── Provided data ──

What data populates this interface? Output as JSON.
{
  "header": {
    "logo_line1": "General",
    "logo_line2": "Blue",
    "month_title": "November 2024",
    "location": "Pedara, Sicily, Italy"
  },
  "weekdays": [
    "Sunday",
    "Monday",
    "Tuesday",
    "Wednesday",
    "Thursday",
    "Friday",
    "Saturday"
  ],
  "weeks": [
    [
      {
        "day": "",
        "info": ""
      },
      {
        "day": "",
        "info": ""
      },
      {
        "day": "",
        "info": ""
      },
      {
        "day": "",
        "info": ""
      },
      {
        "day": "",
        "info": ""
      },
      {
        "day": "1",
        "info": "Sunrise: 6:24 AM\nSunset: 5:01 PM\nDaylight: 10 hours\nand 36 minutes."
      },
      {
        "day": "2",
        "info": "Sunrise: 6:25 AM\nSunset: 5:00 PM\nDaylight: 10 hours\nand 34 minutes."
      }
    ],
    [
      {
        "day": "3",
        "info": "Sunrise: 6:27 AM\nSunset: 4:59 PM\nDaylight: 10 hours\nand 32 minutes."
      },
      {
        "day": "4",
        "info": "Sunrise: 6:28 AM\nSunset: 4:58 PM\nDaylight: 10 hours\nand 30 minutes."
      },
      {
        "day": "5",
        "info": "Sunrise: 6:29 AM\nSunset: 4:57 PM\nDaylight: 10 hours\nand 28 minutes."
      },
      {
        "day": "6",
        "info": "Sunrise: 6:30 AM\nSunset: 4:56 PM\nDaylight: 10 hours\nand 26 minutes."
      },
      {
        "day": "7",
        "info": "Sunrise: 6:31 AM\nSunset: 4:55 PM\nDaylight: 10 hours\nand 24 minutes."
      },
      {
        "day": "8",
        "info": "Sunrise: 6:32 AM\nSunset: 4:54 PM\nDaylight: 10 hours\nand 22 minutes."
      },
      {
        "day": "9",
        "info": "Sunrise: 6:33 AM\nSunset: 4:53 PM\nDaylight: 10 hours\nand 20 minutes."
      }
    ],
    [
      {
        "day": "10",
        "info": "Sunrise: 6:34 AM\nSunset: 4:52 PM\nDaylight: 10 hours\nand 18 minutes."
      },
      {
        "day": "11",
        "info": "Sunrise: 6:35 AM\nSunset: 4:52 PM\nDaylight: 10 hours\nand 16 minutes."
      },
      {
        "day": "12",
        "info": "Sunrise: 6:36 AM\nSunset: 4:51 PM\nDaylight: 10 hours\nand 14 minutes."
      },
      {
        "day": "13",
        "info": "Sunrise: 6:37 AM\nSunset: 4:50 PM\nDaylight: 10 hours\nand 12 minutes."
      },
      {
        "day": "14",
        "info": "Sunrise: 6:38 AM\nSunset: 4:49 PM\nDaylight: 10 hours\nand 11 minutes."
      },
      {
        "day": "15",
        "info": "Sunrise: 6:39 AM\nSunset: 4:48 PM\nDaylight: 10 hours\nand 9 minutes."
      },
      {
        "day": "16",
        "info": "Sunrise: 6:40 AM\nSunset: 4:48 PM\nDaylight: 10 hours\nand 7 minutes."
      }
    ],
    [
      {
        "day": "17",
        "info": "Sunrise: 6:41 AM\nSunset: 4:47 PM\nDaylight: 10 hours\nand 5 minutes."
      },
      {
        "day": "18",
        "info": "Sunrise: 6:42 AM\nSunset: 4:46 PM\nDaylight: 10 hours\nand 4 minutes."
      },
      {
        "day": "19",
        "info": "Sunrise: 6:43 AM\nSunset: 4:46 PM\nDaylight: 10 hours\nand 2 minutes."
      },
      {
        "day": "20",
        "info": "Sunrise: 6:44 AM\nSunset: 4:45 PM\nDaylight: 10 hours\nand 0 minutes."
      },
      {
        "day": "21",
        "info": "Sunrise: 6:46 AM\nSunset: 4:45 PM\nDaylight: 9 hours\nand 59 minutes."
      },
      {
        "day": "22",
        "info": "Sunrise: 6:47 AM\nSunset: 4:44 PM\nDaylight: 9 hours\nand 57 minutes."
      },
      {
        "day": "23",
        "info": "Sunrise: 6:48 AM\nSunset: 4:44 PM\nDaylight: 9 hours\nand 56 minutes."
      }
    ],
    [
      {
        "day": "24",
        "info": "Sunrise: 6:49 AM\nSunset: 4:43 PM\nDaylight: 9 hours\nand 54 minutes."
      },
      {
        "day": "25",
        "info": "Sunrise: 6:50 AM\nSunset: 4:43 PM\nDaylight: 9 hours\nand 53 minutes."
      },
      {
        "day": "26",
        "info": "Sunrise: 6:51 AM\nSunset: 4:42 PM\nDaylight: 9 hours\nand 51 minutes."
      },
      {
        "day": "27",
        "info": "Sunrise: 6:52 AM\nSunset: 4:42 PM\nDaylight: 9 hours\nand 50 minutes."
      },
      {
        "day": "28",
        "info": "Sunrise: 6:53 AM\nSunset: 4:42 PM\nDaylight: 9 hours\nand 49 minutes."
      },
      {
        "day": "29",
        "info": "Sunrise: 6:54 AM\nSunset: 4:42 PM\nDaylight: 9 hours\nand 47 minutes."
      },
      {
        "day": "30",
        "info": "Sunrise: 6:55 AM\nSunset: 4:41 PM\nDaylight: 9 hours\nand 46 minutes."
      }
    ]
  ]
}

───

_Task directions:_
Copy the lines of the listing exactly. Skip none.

_Finished task:_
What data populates this interface? Output as JSON.
{
  "header": {
    "logo_line1": "General",
    "logo_line2": "Blue",
    "month_title": "November 2024",
    "location": "Pedara, Sicily, Italy"
  },
  "weekdays": [
    "Sunday",
    "Monday",
    "Tuesday",
    "Wednesday",
    "Thursday",
    "Friday",
    "Saturday"
  ],
  "weeks": [
    [
      {
        "day": "",
        "info": ""
      },
      {
        "day": "",
        "info": ""
      },
      {
        "day": "",
        "info": ""
      },
      {
        "day": "",
        "info": ""
      },
      {
        "day": "",
        "info": ""
      },
      {
        "day": "1",
        "info": "Sunrise: 6:24 AM\nSunset: 5:01 PM\nDaylight: 10 hours\nand 36 minutes."
      },
      {
        "day": "2",
        "info": "Sunrise: 6:25 AM\nSunset: 5:00 PM\nDaylight: 10 hours\nand 34 minutes."
      }
    ],
    [
      {
        "day": "3",
        "info": "Sunrise: 6:27 AM\nSunset: 4:59 PM\nDaylight: 10 hours\nand 32 minutes."
      },
      {
        "day": "4",
        "info": "Sunrise: 6:28 AM\nSunset: 4:58 PM\nDaylight: 10 hours\nand 30 minutes."
      },
      {
        "day": "5",
        "info": "Sunrise: 6:29 AM\nSunset: 4:57 PM\nDaylight: 10 hours\nand 28 minutes."
      },
      {
        "day": "6",
        "info": "Sunrise: 6:30 AM\nSunset: 4:56 PM\nDaylight: 10 hours\nand 26 minutes."
      },
      {
        "day": "7",
        "info": "Sunrise: 6:31 AM\nSunset: 4:55 PM\nDaylight: 10 hours\nand 24 minutes."
      },
      {
        "day": "8",
        "info": "Sunrise: 6:32 AM\nSunset: 4:54 PM\nDaylight: 10 hours\nand 22 minutes."
      },
      {
        "day": "9",
        "info": "Sunrise: 6:33 AM\nSunset: 4:53 PM\nDaylight: 10 hours\nand 20 minutes."
      }
    ],
    [
      {
        "day": "10",
        "info": "Sunrise: 6:34 AM\nSunset: 4:52 PM\nDaylight: 10 hours\nand 18 minutes."
      },
      {
        "day": "11",
        "info": "Sunrise: 6:35 AM\nSunset: 4:52 PM\nDaylight: 10 hours\nand 16 minutes."
      },
      {
        "day": "12",
        "info": "Sunrise: 6:36 AM\nSunset: 4:51 PM\nDaylight: 10 hours\nand 14 minutes."
      },
      {
        "day": "13",
        "info": "Sunrise: 6:37 AM\nSunset: 4:50 PM\nDaylight: 10 hours\nand 12 minutes."
      },
      {
        "day": "14",
        "info": "Sunrise: 6:38 AM\nSunset: 4:49 PM\nDaylight: 10 hours\nand 11 minutes."
      },
      {
        "day": "15",
        "info": "Sunrise: 6:39 AM\nSunset: 4:48 PM\nDaylight: 10 hours\nand 9 minutes."
      },
      {
        "day": "16",
        "info": "Sunrise: 6:40 AM\nSunset: 4:48 PM\nDaylight: 10 hours\nand 7 minutes."
      }
    ],
    [
      {
        "day": "17",
        "info": "Sunrise: 6:41 AM\nSunset: 4:47 PM\nDaylight: 10 hours\nand 5 minutes."
      },
      {
        "day": "18",
        "info": "Sunrise: 6:42 AM\nSunset: 4:46 PM\nDaylight: 10 hours\nand 4 minutes."
      },
      {
        "day": "19",
        "info": "Sunrise: 6:43 AM\nSunset: 4:46 PM\nDaylight: 10 hours\nand 2 minutes."
      },
      {
        "day": "20",
        "info": "Sunrise: 6:44 AM\nSunset: 4:45 PM\nDaylight: 10 hours\nand 0 minutes."
      },
      {
        "day": "21",
        "info": "Sunrise: 6:46 AM\nSunset: 4:45 PM\nDaylight: 9 hours\nand 59 minutes."
      },
      {
        "day": "22",
        "info": "Sunrise: 6:47 AM\nSunset: 4:44 PM\nDaylight: 9 hours\nand 57 minutes."
      },
      {
        "day": "23",
        "info": "Sunrise: 6:48 AM\nSunset: 4:44 PM\nDaylight: 9 hours\nand 56 minutes."
      }
    ],
    [
      {
        "day": "24",
        "info": "Sunrise: 6:49 AM\nSunset: 4:43 PM\nDaylight: 9 hours\nand 54 minutes."
      },
      {
        "day": "25",
        "info": "Sunrise: 6:50 AM\nSunset: 4:43 PM\nDaylight: 9 hours\nand 53 minutes."
      },
      {
        "day": "26",
        "info": "Sunrise: 6:51 AM\nSunset: 4:42 PM\nDaylight: 9 hours\nand 51 minutes."
      },
      {
        "day": "27",
        "info": "Sunrise: 6:52 AM\nSunset: 4:42 PM\nDaylight: 9 hours\nand 50 minutes."
      },
      {
        "day": "28",
        "info": "Sunrise: 6:53 AM\nSunset: 4:42 PM\nDaylight: 9 hours\nand 49 minutes."
      },
      {
        "day": "29",
        "info": "Sunrise: 6:54 AM\nSunset: 4:42 PM\nDaylight: 9 hours\nand 47 minutes."
      },
      {
        "day": "30",
        "info": "Sunrise: 6:55 AM\nSunset: 4:41 PM\nDaylight: 9 hours\nand 46 minutes."
      }
    ]
  ]
}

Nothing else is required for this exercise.